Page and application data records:
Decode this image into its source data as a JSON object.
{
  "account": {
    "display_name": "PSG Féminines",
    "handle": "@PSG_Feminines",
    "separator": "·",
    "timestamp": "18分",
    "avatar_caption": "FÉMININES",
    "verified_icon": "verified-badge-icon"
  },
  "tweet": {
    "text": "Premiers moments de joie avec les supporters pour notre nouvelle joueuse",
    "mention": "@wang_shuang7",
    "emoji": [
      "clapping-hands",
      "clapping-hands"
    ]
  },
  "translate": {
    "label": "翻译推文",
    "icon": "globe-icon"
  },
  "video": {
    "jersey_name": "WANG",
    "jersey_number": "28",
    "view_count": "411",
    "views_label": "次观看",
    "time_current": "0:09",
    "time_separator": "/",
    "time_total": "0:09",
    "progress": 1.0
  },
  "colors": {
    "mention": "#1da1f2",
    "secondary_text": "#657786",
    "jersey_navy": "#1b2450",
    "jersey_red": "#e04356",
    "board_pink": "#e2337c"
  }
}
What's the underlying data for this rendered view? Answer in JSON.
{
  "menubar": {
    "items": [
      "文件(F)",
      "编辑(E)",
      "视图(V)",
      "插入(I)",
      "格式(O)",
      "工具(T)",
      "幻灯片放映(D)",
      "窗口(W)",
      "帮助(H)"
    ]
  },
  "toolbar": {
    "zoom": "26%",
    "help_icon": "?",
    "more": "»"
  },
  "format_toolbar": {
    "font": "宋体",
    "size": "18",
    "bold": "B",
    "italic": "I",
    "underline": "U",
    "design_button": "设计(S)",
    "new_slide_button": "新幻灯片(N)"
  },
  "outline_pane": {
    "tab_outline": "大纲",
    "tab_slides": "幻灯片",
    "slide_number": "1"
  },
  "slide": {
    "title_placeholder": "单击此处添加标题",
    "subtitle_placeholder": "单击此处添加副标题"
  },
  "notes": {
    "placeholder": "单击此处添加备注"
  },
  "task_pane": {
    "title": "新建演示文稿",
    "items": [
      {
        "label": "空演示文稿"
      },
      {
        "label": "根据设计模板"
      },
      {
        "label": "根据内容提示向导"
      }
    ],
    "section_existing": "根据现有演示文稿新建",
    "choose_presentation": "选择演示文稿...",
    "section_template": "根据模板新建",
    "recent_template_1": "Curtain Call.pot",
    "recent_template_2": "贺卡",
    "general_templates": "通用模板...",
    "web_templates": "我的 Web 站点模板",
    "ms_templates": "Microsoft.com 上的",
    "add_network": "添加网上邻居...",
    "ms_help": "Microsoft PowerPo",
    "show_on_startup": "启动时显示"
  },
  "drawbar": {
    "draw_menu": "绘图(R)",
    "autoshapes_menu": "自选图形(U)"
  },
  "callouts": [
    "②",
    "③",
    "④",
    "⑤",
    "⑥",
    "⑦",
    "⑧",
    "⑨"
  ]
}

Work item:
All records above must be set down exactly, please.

Task output:
Decode this image into its source data as a JSON object.
{
  "account": {
    "display_name": "PSG Féminines",
    "handle": "@PSG_Feminines",
    "separator": "·",
    "timestamp": "18分",
    "avatar_caption": "FÉMININES",
    "verified_icon": "verified-badge-icon"
  },
  "tweet": {
    "text": "Premiers moments de joie avec les supporters pour notre nouvelle joueuse",
    "mention": "@wang_shuang7",
    "emoji": [
      "clapping-hands",
      "clapping-hands"
    ]
  },
  "translate": {
    "label": "翻译推文",
    "icon": "globe-icon"
  },
  "video": {
    "jersey_name": "WANG",
    "jersey_number": "28",
    "view_count": "411",
    "views_label": "次观看",
    "time_current": "0:09",
    "time_separator": "/",
    "time_total": "0:09",
    "progress": 1.0
  },
  "colors": {
    "mention": "#1da1f2",
    "secondary_text": "#657786",
    "jersey_navy": "#1b2450",
    "jersey_red": "#e04356",
    "board_pink": "#e2337c"
  }
}
What's the underlying data for this rendered view? Answer in JSON.
{
  "menubar": {
    "items": [
      "文件(F)",
      "编辑(E)",
      "视图(V)",
      "插入(I)",
      "格式(O)",
      "工具(T)",
      "幻灯片放映(D)",
      "窗口(W)",
      "帮助(H)"
    ]
  },
  "toolbar": {
    "zoom": "26%",
    "help_icon": "?",
    "more": "»"
  },
  "format_toolbar": {
    "font": "宋体",
    "size": "18",
    "bold": "B",
    "italic": "I",
    "underline": "U",
    "design_button": "设计(S)",
    "new_slide_button": "新幻灯片(N)"
  },
  "outline_pane": {
    "tab_outline": "大纲",
    "tab_slides": "幻灯片",
    "slide_number": "1"
  },
  "slide": {
    "title_placeholder": "单击此处添加标题",
    "subtitle_placeholder": "单击此处添加副标题"
  },
  "notes": {
    "placeholder": "单击此处添加备注"
  },
  "task_pane": {
    "title": "新建演示文稿",
    "items": [
      {
        "label": "空演示文稿"
      },
      {
        "label": "根据设计模板"
      },
      {
        "label": "根据内容提示向导"
      }
    ],
    "section_existing": "根据现有演示文稿新建",
    "choose_presentation": "选择演示文稿...",
    "section_template": "根据模板新建",
    "recent_template_1": "Curtain Call.pot",
    "recent_template_2": "贺卡",
    "general_templates": "通用模板...",
    "web_templates": "我的 Web 站点模板",
    "ms_templates": "Microsoft.com 上的",
    "add_network": "添加网上邻居...",
    "ms_help": "Microsoft PowerPo",
    "show_on_startup": "启动时显示"
  },
  "drawbar": {
    "draw_menu": "绘图(R)",
    "autoshapes_menu": "自选图形(U)"
  },
  "callouts": [
    "②",
    "③",
    "④",
    "⑤",
    "⑥",
    "⑦",
    "⑧",
    "⑨"
  ]
}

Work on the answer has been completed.